What you need to do -
Please copy out all lines of the entries that contain the word "associations".

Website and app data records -
"""
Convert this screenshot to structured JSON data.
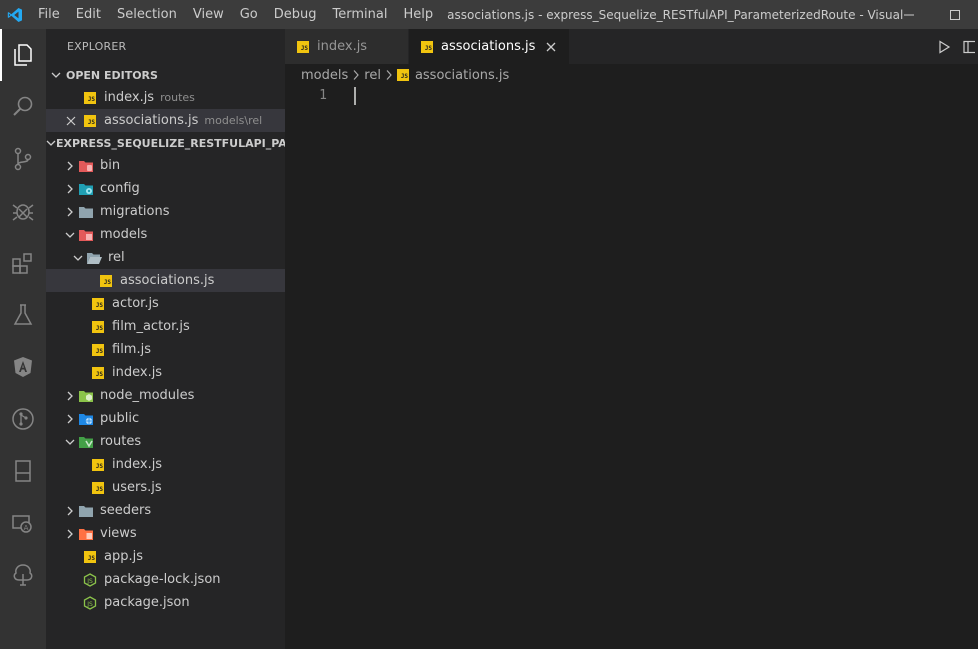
{
  "titlebar": {
    "menu": [
      "File",
      "Edit",
      "Selection",
      "View",
      "Go",
      "Debug",
      "Terminal",
      "Help"
    ],
    "window_title": "associations.js - express_Sequelize_RESTfulAPI_ParameterizedRoute - Visual Stud..."
  },
  "activitybar": {
    "items": [
      "explorer-icon",
      "search-icon",
      "source-control-icon",
      "debug-icon",
      "extensions-icon",
      "test-icon",
      "angular-icon",
      "git-history-icon",
      "remote-icon",
      "live-share-icon",
      "tree-icon"
    ]
  },
  "sidebar": {
    "title": "EXPLORER",
    "open_editors": {
      "header": "OPEN EDITORS",
      "items": [
        {
          "name": "index.js",
          "desc": "routes"
        },
        {
          "name": "associations.js",
          "desc": "models\\rel"
        }
      ]
    },
    "project": {
      "header": "EXPRESS_SEQUELIZE_RESTFULAPI_PAR...",
      "rows": [
        {
          "name": "bin"
        },
        {
          "name": "config"
        },
        {
          "name": "migrations"
        },
        {
          "name": "models"
        },
        {
          "name": "rel"
        },
        {
          "name": "associations.js"
        },
        {
          "name": "actor.js"
        },
        {
          "name": "film_actor.js"
        },
        {
          "name": "film.js"
        },
        {
          "name": "index.js"
        },
        {
          "name": "node_modules"
        },
        {
          "name": "public"
        },
        {
          "name": "routes"
        },
        {
          "name": "index.js"
        },
        {
          "name": "users.js"
        },
        {
          "name": "seeders"
        },
        {
          "name": "views"
        },
        {
          "name": "app.js"
        },
        {
          "name": "package-lock.json"
        },
        {
          "name": "package.json"
        }
      ]
    }
  },
  "tabs": [
    {
      "label": "index.js",
      "active": false
    },
    {
      "label": "associations.js",
      "active": true
    }
  ],
  "breadcrumb": [
    "models",
    "rel",
    "associations.js"
  ],
  "editor": {
    "lines": [
      "1"
    ]
  },
  "colors": {
    "accent": "#007acc",
    "js_badge": "#f1c40f"
  }
}
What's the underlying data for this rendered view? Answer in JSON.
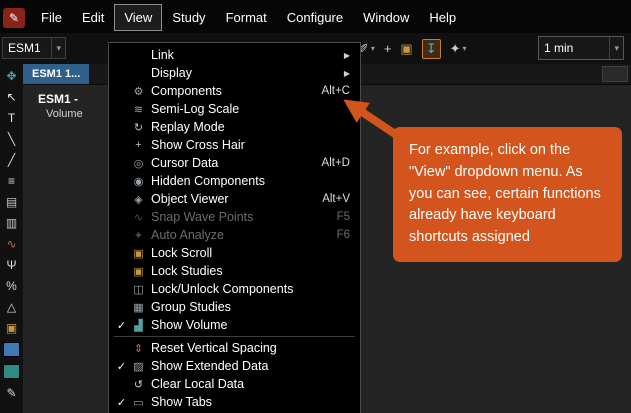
{
  "colors": {
    "accent_orange": "#d4541d",
    "tab_blue": "#2e6089"
  },
  "menubar": {
    "items": [
      {
        "label": "File"
      },
      {
        "label": "Edit"
      },
      {
        "label": "View",
        "active": true
      },
      {
        "label": "Study"
      },
      {
        "label": "Format"
      },
      {
        "label": "Configure"
      },
      {
        "label": "Window"
      },
      {
        "label": "Help"
      }
    ]
  },
  "toolbar": {
    "symbol_combo": {
      "value": "ESM1"
    },
    "interval_combo": {
      "value": "1 min"
    },
    "right_icons": [
      {
        "name": "zoom-out-button",
        "icon": "zoom-out-icon"
      },
      {
        "name": "cursor-style-button",
        "icon": "marker-pen-icon",
        "caret": true
      },
      {
        "name": "add-crosshair-button",
        "icon": "plus-icon"
      },
      {
        "name": "lock-button",
        "icon": "lock-icon"
      },
      {
        "name": "extended-data-toggle",
        "icon": "down-arrow-tray-icon",
        "active": true
      },
      {
        "name": "auto-tool-button",
        "icon": "sparkle-icon",
        "caret": true
      }
    ]
  },
  "left_toolbar": {
    "tools": [
      {
        "name": "pan-tool-icon"
      },
      {
        "name": "cursor-tool-icon"
      },
      {
        "name": "text-tool-icon"
      },
      {
        "name": "trendline-tool-icon"
      },
      {
        "name": "ray-tool-icon"
      },
      {
        "name": "lines-tool-icon"
      },
      {
        "name": "fib-retracement-tool-icon"
      },
      {
        "name": "fib-extension-tool-icon"
      },
      {
        "name": "wave-tool-icon"
      },
      {
        "name": "pitchfork-tool-icon"
      },
      {
        "name": "percent-tool-icon"
      },
      {
        "name": "pattern-tool-icon"
      },
      {
        "name": "lock-tool-icon"
      },
      {
        "name": "color-swatch-blue",
        "swatch": "#3d7ab5"
      },
      {
        "name": "color-swatch-teal",
        "swatch": "#2e8b84"
      },
      {
        "name": "pencil-tool-icon"
      }
    ]
  },
  "chart": {
    "tab_label": "ESM1 1...",
    "title": "ESM1 -",
    "subtitle": "Volume"
  },
  "view_menu": {
    "items": [
      {
        "label": "Link",
        "submenu": true
      },
      {
        "label": "Display",
        "submenu": true
      },
      {
        "label": "Components",
        "icon": "components-icon",
        "shortcut": "Alt+C"
      },
      {
        "label": "Semi-Log Scale",
        "icon": "semi-log-icon"
      },
      {
        "label": "Replay Mode",
        "icon": "replay-icon"
      },
      {
        "label": "Show Cross Hair",
        "icon": "crosshair-icon"
      },
      {
        "label": "Cursor Data",
        "icon": "cursor-data-icon",
        "shortcut": "Alt+D"
      },
      {
        "label": "Hidden Components",
        "icon": "hidden-components-icon"
      },
      {
        "label": "Object Viewer",
        "icon": "object-viewer-icon",
        "shortcut": "Alt+V"
      },
      {
        "label": "Snap Wave Points",
        "icon": "snap-wave-icon",
        "shortcut": "F5",
        "disabled": true
      },
      {
        "label": "Auto Analyze",
        "icon": "auto-analyze-icon",
        "shortcut": "F6",
        "disabled": true
      },
      {
        "label": "Lock Scroll",
        "icon": "lock-scroll-icon"
      },
      {
        "label": "Lock Studies",
        "icon": "lock-studies-icon"
      },
      {
        "label": "Lock/Unlock Components",
        "icon": "lock-unlock-icon"
      },
      {
        "label": "Group Studies",
        "icon": "group-studies-icon"
      },
      {
        "label": "Show Volume",
        "icon": "show-volume-icon",
        "checked": true
      },
      {
        "separator": true
      },
      {
        "label": "Reset Vertical Spacing",
        "icon": "reset-spacing-icon"
      },
      {
        "label": "Show Extended Data",
        "icon": "extended-data-icon",
        "checked": true
      },
      {
        "label": "Clear Local Data",
        "icon": "clear-data-icon"
      },
      {
        "label": "Show Tabs",
        "icon": "show-tabs-icon",
        "checked": true
      }
    ]
  },
  "callout": {
    "text": "For example, click on the \"View\" dropdown menu.  As you can see, certain functions already have keyboard shortcuts assigned"
  }
}
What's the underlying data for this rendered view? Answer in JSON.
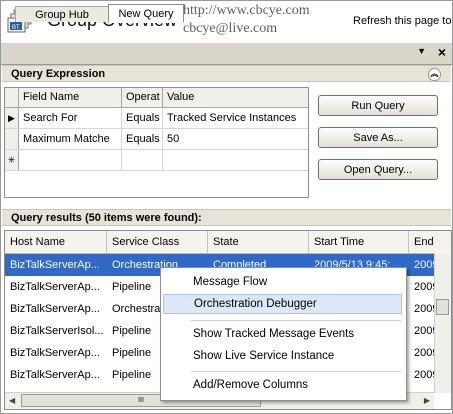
{
  "header": {
    "title": "Group Overview",
    "watermark_line1": "http://www.cbcye.com",
    "watermark_line2": "cbcye@live.com",
    "refresh_text": "Refresh this page to"
  },
  "tabs": [
    {
      "label": "Group Hub",
      "active": false
    },
    {
      "label": "New Query",
      "active": true
    }
  ],
  "tab_controls": {
    "pin": "▼",
    "close": "×"
  },
  "query_expression": {
    "title": "Query Expression",
    "columns": [
      "Field Name",
      "Operat",
      "Value"
    ],
    "rows": [
      {
        "indicator": "▶",
        "field": "Search For",
        "operator": "Equals",
        "value": "Tracked Service Instances"
      },
      {
        "indicator": "",
        "field": "Maximum Matche",
        "operator": "Equals",
        "value": "50"
      },
      {
        "indicator": "✳",
        "field": "",
        "operator": "",
        "value": ""
      }
    ]
  },
  "buttons": {
    "run": "Run Query",
    "save": "Save As...",
    "open": "Open Query..."
  },
  "results": {
    "title": "Query results (50 items were found):",
    "columns": [
      "Host Name",
      "Service Class",
      "State",
      "Start Time",
      "End"
    ],
    "rows": [
      {
        "host": "BizTalkServerAp...",
        "class": "Orchestration",
        "state": "Completed",
        "start": "2009/5/13 9:45:",
        "end": "2009",
        "selected": true
      },
      {
        "host": "BizTalkServerAp...",
        "class": "Pipeline",
        "state": "",
        "start": "",
        "end": "2009",
        "selected": false
      },
      {
        "host": "BizTalkServerAp...",
        "class": "Orchestra",
        "state": "",
        "start": "",
        "end": "2009",
        "selected": false
      },
      {
        "host": "BizTalkServerIsol...",
        "class": "Pipeline",
        "state": "",
        "start": "",
        "end": "2009",
        "selected": false
      },
      {
        "host": "BizTalkServerAp...",
        "class": "Pipeline",
        "state": "",
        "start": "",
        "end": "2009",
        "selected": false
      },
      {
        "host": "BizTalkServerAp...",
        "class": "Pipeline",
        "state": "",
        "start": "",
        "end": "2009",
        "selected": false
      }
    ]
  },
  "context_menu": {
    "items": [
      {
        "label": "Message Flow",
        "highlighted": false
      },
      {
        "label": "Orchestration Debugger",
        "highlighted": true
      },
      {
        "label": "Show Tracked Message Events",
        "highlighted": false
      },
      {
        "label": "Show Live Service Instance",
        "highlighted": false
      },
      {
        "label": "Add/Remove Columns",
        "highlighted": false
      }
    ]
  },
  "scrollbar_grip": "III",
  "colors": {
    "selection": "#3169c6",
    "menu_highlight": "#dce8f8",
    "section_bar": "#e7e3d6"
  }
}
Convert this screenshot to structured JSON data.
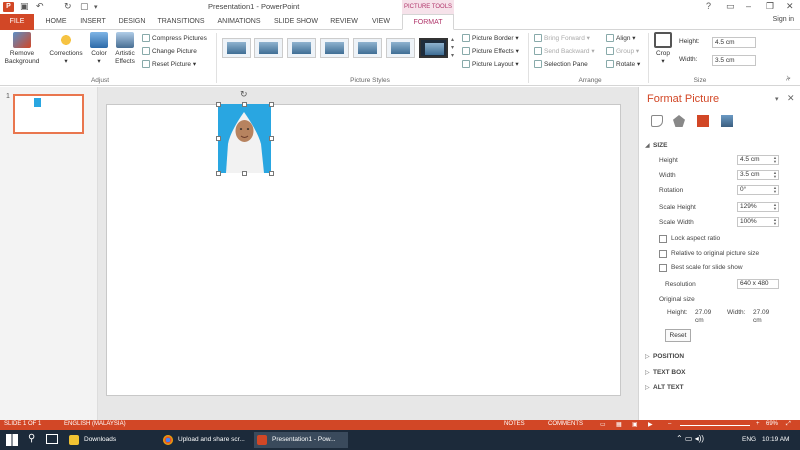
{
  "app": {
    "title": "Presentation1 - PowerPoint",
    "context_tab_header": "PICTURE TOOLS",
    "sign_in": "Sign in"
  },
  "tabs": [
    "FILE",
    "HOME",
    "INSERT",
    "DESIGN",
    "TRANSITIONS",
    "ANIMATIONS",
    "SLIDE SHOW",
    "REVIEW",
    "VIEW",
    "FORMAT"
  ],
  "ribbon": {
    "adjust": {
      "label": "Adjust",
      "remove_background": "Remove Background",
      "corrections": "Corrections",
      "color": "Color",
      "artistic_effects": "Artistic Effects",
      "compress_pictures": "Compress Pictures",
      "change_picture": "Change Picture",
      "reset_picture": "Reset Picture"
    },
    "picture_styles": {
      "label": "Picture Styles",
      "picture_border": "Picture Border",
      "picture_effects": "Picture Effects",
      "picture_layout": "Picture Layout"
    },
    "arrange": {
      "label": "Arrange",
      "bring_forward": "Bring Forward",
      "send_backward": "Send Backward",
      "selection_pane": "Selection Pane",
      "align": "Align",
      "group": "Group",
      "rotate": "Rotate"
    },
    "size": {
      "label": "Size",
      "crop": "Crop",
      "height_label": "Height:",
      "height_value": "4.5 cm",
      "width_label": "Width:",
      "width_value": "3.5 cm"
    }
  },
  "thumbnails": {
    "slide_number": "1"
  },
  "format_pane": {
    "title": "Format Picture",
    "size_section": "SIZE",
    "height_label": "Height",
    "height_value": "4.5 cm",
    "width_label": "Width",
    "width_value": "3.5 cm",
    "rotation_label": "Rotation",
    "rotation_value": "0°",
    "scale_height_label": "Scale Height",
    "scale_height_value": "129%",
    "scale_width_label": "Scale Width",
    "scale_width_value": "100%",
    "lock_aspect": "Lock aspect ratio",
    "relative_original": "Relative to original picture size",
    "best_scale": "Best scale for slide show",
    "resolution_label": "Resolution",
    "resolution_value": "640 x 480",
    "original_size_label": "Original size",
    "orig_height_label": "Height:",
    "orig_height_value": "27.09 cm",
    "orig_width_label": "Width:",
    "orig_width_value": "27.09 cm",
    "reset": "Reset",
    "position_section": "POSITION",
    "text_box_section": "TEXT BOX",
    "alt_text_section": "ALT TEXT"
  },
  "status": {
    "slide": "SLIDE 1 OF 1",
    "language": "ENGLISH (MALAYSIA)",
    "notes": "NOTES",
    "comments": "COMMENTS",
    "zoom": "69%"
  },
  "taskbar": {
    "downloads": "Downloads",
    "chrome": "Upload and share scr...",
    "powerpoint": "Presentation1 - Pow...",
    "lang": "ENG",
    "time": "10:19 AM"
  },
  "colors": {
    "accent": "#d24726",
    "picture_bg": "#29a6e1",
    "format_tab": "#b0356a"
  }
}
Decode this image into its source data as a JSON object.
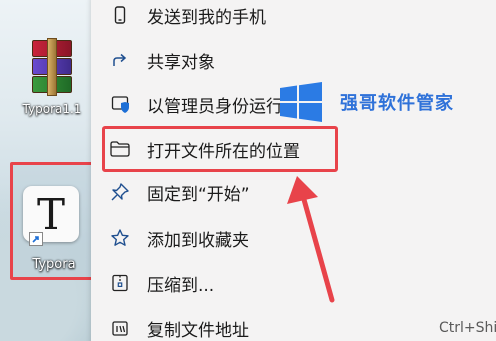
{
  "desktop": {
    "winrar_label": "Typora1.1",
    "typora_label": "Typora",
    "typora_glyph": "T"
  },
  "menu": {
    "items": [
      {
        "label": "发送到我的手机",
        "icon": "phone-icon"
      },
      {
        "label": "共享对象",
        "icon": "share-icon"
      },
      {
        "label": "以管理员身份运行",
        "icon": "shield-icon"
      },
      {
        "label": "打开文件所在的位置",
        "icon": "folder-icon"
      },
      {
        "label": "固定到“开始”",
        "icon": "pin-icon"
      },
      {
        "label": "添加到收藏夹",
        "icon": "star-icon"
      },
      {
        "label": "压缩到...",
        "icon": "zip-icon"
      },
      {
        "label": "复制文件地址",
        "icon": "copy-path-icon",
        "shortcut": "Ctrl+Shi"
      }
    ]
  },
  "watermark": {
    "text": "强哥软件管家",
    "logo": "windows-logo-icon"
  },
  "colors": {
    "highlight": "#e8434a",
    "watermark": "#2f72d9",
    "menu_bg": "#f4f3f3",
    "icon_stroke": "#1f4f8f"
  }
}
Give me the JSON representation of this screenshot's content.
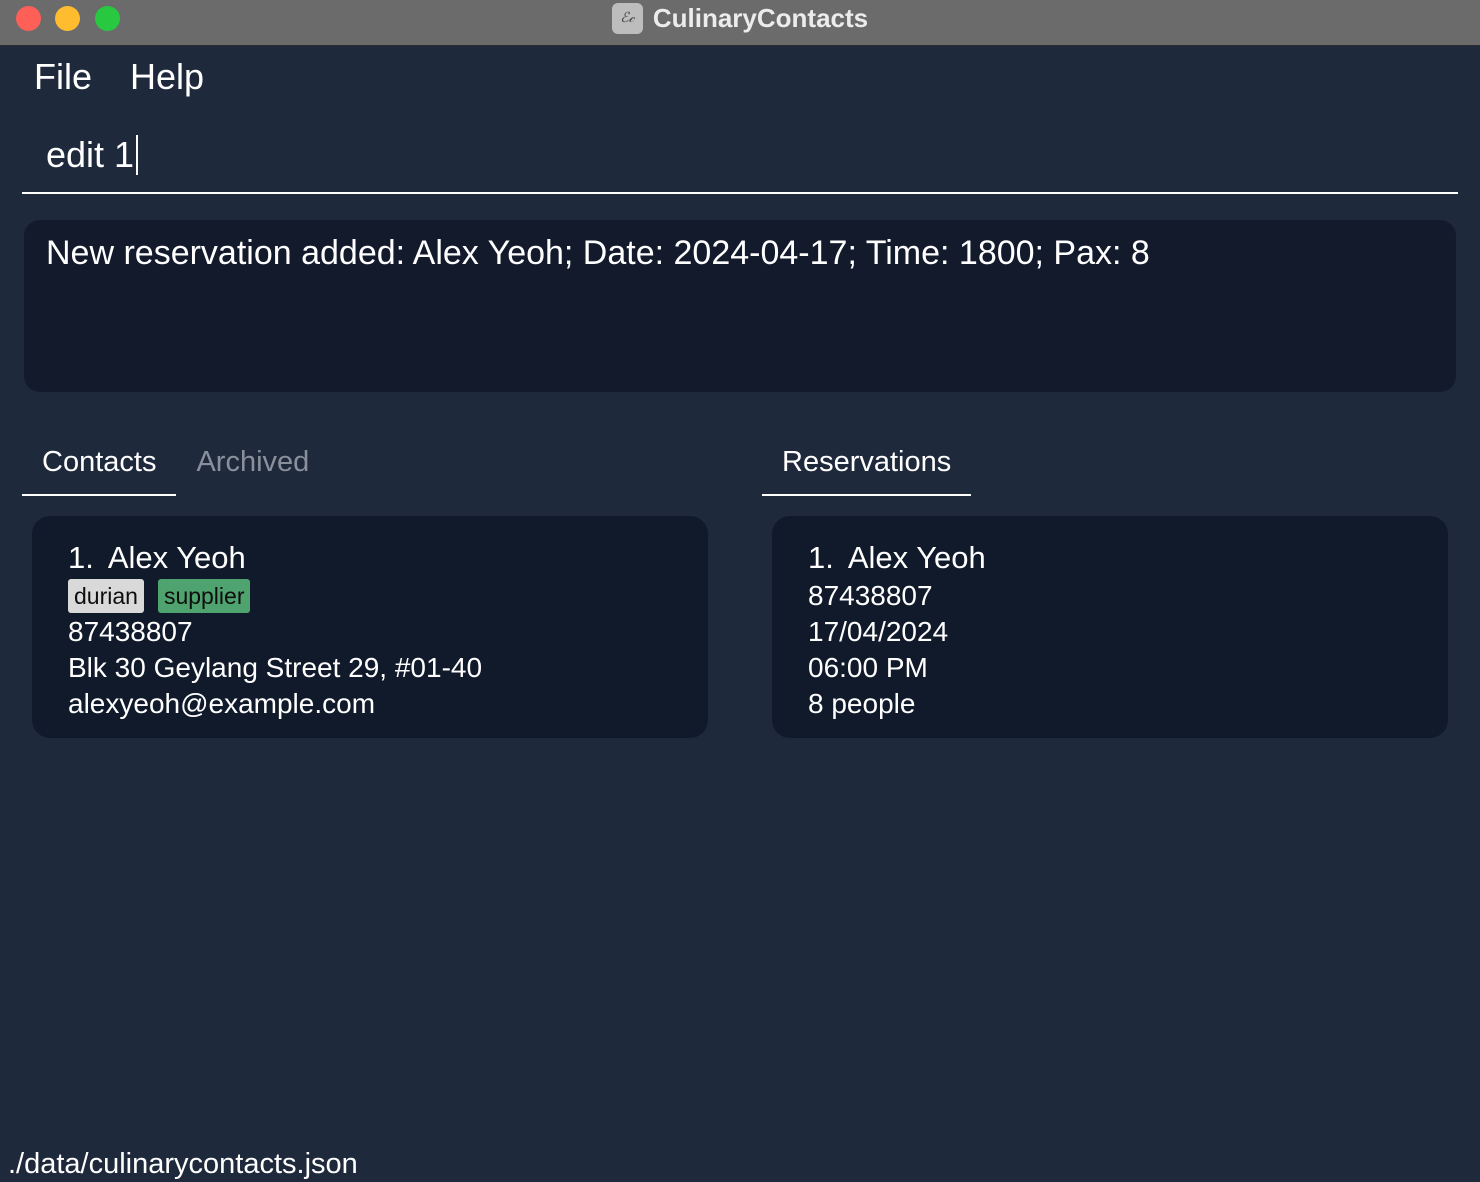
{
  "window": {
    "title": "CulinaryContacts",
    "icon_glyph": "ℰ𝒸"
  },
  "menu": {
    "items": [
      "File",
      "Help"
    ]
  },
  "command": {
    "value": "edit 1"
  },
  "result": {
    "message": "New reservation added: Alex Yeoh; Date: 2024-04-17; Time: 1800; Pax: 8"
  },
  "tabs": {
    "contacts": {
      "label": "Contacts"
    },
    "archived": {
      "label": "Archived"
    },
    "reservations": {
      "label": "Reservations"
    }
  },
  "contacts": [
    {
      "index": "1.",
      "name": "Alex Yeoh",
      "tags": [
        {
          "label": "durian",
          "color": "#d9d9d9"
        },
        {
          "label": "supplier",
          "color": "#4ea36e"
        }
      ],
      "phone": "87438807",
      "address": "Blk 30 Geylang Street 29, #01-40",
      "email": "alexyeoh@example.com"
    }
  ],
  "reservations": [
    {
      "index": "1.",
      "name": "Alex Yeoh",
      "phone": "87438807",
      "date": "17/04/2024",
      "time": "06:00 PM",
      "pax": "8 people"
    }
  ],
  "status": {
    "file_path": "./data/culinarycontacts.json"
  },
  "colors": {
    "background": "#1f293c",
    "card": "#111a2b",
    "titlebar": "#6b6b6b"
  }
}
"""
Answer space -
    "window_title": "associations.js - express_Sequelize_RESTfulAPI_ParameterizedRoute - Visual Stud..."
          "name": "associations.js",
          "name": "associations.js"
      "label": "associations.js",
    "associations.js"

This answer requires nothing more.